Citing PatentFiling datePublication dateApplicantTitle
US4513382 *Aug 17, 1982Apr 23, 1985Westinghouse Electric Corp.Electric utility automated distribution apparatus with improved data display
US5677579 *May 23, 1995Oct 14, 1997U.S. Philips CorporationElectric micromotor with a slotted conductive body as the stator with insulating reinforcement in the slots thereof
US6452302 *Sep 21, 1999Sep 17, 2002Hitachi, Ltd.Rotary electric machine and electric vehicle using the same
US6557239Jan 12, 2001May 6, 2003Denso CorporationMethod and apparatus for manufacturing stator of rotary electric machine
US6661147 *Mar 7, 2002Dec 9, 2003Hitachi, Ltd.Electric vehicle and rotary electric machine having a divided rotor core
US6694598Aug 29, 2002Feb 24, 2004Denso CorporationMethod and apparatus for manufacturing stator of rotary electric machine
US6892970Dec 18, 2002May 17, 2005Robert Bosch GmbhFuel injector having segmented metal core
US7140098Dec 28, 2001Nov 28, 2006Denso CorporationApparatus for manufacturing rotary-electric-machine stator
US7462971 *Mar 7, 2006Dec 9, 2008Asmo Co., Ltd.Armature winding, method for manufacturing armature winding, and slotless motor
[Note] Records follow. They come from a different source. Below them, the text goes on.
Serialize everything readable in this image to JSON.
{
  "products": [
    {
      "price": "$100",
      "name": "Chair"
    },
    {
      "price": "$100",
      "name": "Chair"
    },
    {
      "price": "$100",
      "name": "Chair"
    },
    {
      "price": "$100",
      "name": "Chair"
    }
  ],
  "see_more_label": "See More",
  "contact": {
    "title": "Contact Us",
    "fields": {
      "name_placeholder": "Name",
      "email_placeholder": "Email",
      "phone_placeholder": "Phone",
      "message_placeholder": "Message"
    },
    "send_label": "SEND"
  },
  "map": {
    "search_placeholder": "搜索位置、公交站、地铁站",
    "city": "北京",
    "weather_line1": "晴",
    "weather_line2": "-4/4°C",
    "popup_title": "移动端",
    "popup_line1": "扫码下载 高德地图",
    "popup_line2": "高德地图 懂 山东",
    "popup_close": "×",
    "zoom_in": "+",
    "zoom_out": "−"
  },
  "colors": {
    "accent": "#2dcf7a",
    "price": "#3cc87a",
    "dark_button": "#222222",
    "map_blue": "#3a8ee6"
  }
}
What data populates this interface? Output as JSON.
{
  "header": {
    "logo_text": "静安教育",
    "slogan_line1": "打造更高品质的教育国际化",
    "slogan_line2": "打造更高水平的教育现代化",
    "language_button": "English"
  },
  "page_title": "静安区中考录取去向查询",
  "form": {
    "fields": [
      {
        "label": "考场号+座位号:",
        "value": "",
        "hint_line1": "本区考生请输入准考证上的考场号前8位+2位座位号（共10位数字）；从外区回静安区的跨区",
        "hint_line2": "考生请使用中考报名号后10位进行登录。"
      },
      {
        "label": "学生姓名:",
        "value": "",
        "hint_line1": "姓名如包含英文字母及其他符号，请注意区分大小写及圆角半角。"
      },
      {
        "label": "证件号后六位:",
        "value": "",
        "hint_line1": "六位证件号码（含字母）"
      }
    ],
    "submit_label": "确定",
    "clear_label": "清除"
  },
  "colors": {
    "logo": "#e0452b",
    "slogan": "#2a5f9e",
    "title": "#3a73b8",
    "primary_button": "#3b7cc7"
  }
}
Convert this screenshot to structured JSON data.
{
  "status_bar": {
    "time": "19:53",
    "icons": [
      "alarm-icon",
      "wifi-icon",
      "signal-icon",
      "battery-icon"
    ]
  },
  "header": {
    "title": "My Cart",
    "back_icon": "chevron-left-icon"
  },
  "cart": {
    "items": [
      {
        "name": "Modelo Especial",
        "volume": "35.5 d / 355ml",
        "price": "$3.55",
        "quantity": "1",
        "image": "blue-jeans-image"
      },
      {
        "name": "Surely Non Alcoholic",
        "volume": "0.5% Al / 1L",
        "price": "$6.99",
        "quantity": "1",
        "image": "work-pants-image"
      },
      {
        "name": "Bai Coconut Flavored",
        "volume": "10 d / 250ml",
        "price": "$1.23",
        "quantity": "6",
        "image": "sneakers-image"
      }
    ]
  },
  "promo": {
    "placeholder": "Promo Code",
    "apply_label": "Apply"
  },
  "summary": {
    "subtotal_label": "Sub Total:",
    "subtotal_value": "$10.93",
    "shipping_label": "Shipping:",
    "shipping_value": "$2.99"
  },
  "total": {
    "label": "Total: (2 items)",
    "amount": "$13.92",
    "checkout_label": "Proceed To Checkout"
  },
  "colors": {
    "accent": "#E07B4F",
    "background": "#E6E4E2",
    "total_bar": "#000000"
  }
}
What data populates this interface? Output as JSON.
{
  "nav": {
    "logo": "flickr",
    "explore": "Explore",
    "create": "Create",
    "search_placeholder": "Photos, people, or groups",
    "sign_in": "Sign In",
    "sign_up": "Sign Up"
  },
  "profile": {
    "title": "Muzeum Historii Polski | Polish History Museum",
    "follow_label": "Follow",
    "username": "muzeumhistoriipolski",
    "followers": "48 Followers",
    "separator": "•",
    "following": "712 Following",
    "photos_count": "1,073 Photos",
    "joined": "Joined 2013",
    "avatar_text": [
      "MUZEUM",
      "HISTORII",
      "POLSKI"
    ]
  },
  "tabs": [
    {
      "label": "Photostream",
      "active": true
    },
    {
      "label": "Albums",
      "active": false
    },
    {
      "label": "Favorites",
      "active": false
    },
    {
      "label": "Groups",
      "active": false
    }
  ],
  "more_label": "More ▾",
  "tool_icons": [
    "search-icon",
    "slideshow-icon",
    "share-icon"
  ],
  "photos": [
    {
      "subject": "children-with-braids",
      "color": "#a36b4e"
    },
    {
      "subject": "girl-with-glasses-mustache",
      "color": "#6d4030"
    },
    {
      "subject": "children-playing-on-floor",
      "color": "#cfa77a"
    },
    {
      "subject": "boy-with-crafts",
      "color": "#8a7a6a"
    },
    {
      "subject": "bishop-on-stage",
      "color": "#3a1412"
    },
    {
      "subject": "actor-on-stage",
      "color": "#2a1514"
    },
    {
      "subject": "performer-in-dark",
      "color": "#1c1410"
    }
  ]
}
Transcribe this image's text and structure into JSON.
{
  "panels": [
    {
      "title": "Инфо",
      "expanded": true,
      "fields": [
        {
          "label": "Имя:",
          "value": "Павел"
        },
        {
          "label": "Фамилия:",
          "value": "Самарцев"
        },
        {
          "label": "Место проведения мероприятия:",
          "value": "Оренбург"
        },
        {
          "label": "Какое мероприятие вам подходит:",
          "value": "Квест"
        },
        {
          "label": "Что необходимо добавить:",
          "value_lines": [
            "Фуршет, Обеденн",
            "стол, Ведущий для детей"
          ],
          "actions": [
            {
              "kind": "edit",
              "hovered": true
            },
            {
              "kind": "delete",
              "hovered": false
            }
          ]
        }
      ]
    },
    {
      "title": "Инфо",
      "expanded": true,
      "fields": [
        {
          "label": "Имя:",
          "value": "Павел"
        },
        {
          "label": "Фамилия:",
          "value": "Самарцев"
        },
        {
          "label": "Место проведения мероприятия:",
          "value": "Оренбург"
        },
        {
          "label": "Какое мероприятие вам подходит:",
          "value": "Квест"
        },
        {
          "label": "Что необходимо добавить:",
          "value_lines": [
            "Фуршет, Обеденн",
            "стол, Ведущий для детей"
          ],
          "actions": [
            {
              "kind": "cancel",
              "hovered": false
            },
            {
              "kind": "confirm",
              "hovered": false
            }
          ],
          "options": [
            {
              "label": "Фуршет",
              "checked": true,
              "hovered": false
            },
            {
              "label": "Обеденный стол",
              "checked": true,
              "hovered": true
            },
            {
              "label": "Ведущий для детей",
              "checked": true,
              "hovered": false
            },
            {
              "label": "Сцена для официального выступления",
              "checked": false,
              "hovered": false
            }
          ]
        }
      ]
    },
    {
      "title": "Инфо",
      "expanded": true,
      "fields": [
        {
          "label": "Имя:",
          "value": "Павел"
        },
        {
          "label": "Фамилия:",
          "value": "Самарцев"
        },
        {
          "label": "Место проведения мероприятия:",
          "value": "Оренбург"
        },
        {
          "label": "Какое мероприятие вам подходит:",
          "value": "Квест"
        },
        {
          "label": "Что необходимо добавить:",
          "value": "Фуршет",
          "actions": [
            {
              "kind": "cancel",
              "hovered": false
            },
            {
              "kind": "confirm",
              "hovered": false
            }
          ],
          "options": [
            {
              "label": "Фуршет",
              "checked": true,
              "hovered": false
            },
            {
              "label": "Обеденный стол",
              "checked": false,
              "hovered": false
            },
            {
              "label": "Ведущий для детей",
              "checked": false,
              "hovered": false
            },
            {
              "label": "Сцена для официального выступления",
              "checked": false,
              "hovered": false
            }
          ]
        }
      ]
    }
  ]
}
US7941910Mar 22, 2007May 17, 2011Tecnomatic S.P.A.Method for removing winding conductors from a twisting machine and placing them in a rotor stator stack
US8215000Jul 20, 2007Jul 10, 2012Tecnomatic, S.P.A.Methods for twisting rotor and stator ends
US8350655 *Jan 29, 2007Jan 8, 2013Analogic CorporationShielded power coupling device
Classifications
U.S. Classification310/198, 310/205, 310/201, 310/216.023, 310/216.011
International ClassificationH02K1/16, H02K55/04
Cooperative ClassificationY02E40/625, H02K55/04, H02K1/16
European ClassificationH02K55/04, H02K1/16